The 4K and digital sites include the Dolby Atmos eight-channel soundtrack, a perfectly balanced blend of dialogue, effects, and music. Newman’s score supplies humor and heart with strings, brass, and strong percussion. It’s bound to receive another Oscar nomination. Again, Woody confronts some very adult situations that children and adults will understand. Newman’s music delivers the magic it always has, with reminders of the three previous films and a joyous touch of Aaron Copeland. There are two new songs “I Can’t Let You Throw Yourself Away” sung by Newman, 75, and “The Ballad of the Lonesome Cowboy,” performed by Chris Stapleton. “I have a hunch it might be the best [score] I did for ‘Toy Story,’” he says in an interview for NPR.
Top critics stepped all over themselves giving “Toy Story 4” the highest praise – landing a perfect 100 percent on Rotten Tomatoes.
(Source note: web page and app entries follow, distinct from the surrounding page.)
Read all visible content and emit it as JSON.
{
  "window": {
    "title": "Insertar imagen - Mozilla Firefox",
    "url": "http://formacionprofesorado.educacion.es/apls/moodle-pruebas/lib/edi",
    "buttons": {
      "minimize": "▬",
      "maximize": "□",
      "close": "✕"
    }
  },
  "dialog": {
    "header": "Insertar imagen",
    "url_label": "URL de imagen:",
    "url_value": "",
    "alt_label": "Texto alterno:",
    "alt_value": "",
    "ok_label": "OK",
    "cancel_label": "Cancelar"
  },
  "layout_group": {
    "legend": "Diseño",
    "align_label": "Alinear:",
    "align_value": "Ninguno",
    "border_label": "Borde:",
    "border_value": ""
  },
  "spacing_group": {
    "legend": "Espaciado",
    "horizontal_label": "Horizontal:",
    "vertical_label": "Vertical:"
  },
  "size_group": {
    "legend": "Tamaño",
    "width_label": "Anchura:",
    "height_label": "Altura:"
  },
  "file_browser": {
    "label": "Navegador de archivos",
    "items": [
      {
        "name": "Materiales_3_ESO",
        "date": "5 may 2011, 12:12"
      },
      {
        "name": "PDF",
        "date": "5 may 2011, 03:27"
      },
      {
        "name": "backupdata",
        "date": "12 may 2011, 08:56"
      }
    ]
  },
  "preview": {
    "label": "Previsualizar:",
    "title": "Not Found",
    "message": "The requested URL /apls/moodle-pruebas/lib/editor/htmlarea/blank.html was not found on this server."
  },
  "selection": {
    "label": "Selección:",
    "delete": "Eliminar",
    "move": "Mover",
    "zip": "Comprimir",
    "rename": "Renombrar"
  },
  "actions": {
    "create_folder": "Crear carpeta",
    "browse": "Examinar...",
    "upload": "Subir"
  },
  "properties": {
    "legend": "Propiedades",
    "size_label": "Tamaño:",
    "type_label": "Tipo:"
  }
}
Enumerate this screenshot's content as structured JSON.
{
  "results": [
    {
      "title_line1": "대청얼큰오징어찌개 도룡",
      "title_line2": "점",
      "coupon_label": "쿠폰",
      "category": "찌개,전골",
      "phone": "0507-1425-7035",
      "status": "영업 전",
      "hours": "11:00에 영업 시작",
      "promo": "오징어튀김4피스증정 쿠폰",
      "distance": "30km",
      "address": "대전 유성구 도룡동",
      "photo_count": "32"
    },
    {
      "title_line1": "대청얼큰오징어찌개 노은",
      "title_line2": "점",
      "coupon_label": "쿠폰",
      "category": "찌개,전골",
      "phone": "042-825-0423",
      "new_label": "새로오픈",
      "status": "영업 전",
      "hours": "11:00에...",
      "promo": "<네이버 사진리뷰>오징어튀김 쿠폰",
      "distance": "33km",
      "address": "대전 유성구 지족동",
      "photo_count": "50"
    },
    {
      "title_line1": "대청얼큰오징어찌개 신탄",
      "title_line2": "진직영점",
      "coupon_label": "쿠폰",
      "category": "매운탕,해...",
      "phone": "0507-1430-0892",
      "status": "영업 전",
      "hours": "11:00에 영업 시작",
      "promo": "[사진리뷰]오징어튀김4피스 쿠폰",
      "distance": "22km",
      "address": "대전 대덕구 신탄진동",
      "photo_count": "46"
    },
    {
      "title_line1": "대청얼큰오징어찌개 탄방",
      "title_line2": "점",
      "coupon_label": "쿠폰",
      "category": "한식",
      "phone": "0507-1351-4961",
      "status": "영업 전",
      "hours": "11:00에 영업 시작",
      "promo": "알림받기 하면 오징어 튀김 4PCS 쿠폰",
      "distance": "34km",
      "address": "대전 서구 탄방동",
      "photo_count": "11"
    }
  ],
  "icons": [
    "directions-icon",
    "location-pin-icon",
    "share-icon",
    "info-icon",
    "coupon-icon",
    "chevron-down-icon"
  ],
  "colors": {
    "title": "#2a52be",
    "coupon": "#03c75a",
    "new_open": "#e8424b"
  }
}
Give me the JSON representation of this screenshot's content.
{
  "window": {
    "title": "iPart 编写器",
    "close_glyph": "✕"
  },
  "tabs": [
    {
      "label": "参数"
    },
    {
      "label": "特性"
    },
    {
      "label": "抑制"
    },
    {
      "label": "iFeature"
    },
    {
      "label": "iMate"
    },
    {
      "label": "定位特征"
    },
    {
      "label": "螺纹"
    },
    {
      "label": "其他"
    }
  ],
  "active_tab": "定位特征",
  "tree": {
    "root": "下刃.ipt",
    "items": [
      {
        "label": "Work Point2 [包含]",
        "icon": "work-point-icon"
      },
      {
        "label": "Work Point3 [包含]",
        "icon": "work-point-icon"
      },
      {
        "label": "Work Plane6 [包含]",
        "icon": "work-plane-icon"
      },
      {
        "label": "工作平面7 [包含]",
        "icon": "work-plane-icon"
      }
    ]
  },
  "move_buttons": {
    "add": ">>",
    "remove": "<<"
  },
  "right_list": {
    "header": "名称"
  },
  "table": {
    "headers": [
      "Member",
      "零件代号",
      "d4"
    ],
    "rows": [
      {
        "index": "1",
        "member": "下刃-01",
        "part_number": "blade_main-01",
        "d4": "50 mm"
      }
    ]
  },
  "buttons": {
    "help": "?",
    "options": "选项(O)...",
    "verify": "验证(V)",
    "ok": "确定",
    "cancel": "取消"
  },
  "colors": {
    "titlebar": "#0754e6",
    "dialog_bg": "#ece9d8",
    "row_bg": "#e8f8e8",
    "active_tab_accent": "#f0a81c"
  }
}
Families and moviegoers felt the same. I saw “Toy Story 4” with my son, daughter-in-law and two grandsons 5 and 3 earlier this summer and everyone was glued to the screen. The film cracked over $1 billion globally, topping “Toy Story 3” box office returns by a hair.
Pixar exec Mark Nielsen and Tom Hanks say “Toy Story 4” will be the last in the franchise. The plan is to focus on making original films instead of sequels. Even so, it doesn’t seem the story is over, at least not in our hearts.
This 4K is a “Must Have” for its spectacular imagery and for its uplifting story of friendship and self-sacrifice.
— Bill Kelley III, High-Def Watch producer
(1) Gabby Gabby spots a little girl lost at the carnival. (2) The girl and Gabby Gabby find each other, then the little girl is reunited with her parents. (3) Woody gives a hug to Forky during the emotional finale.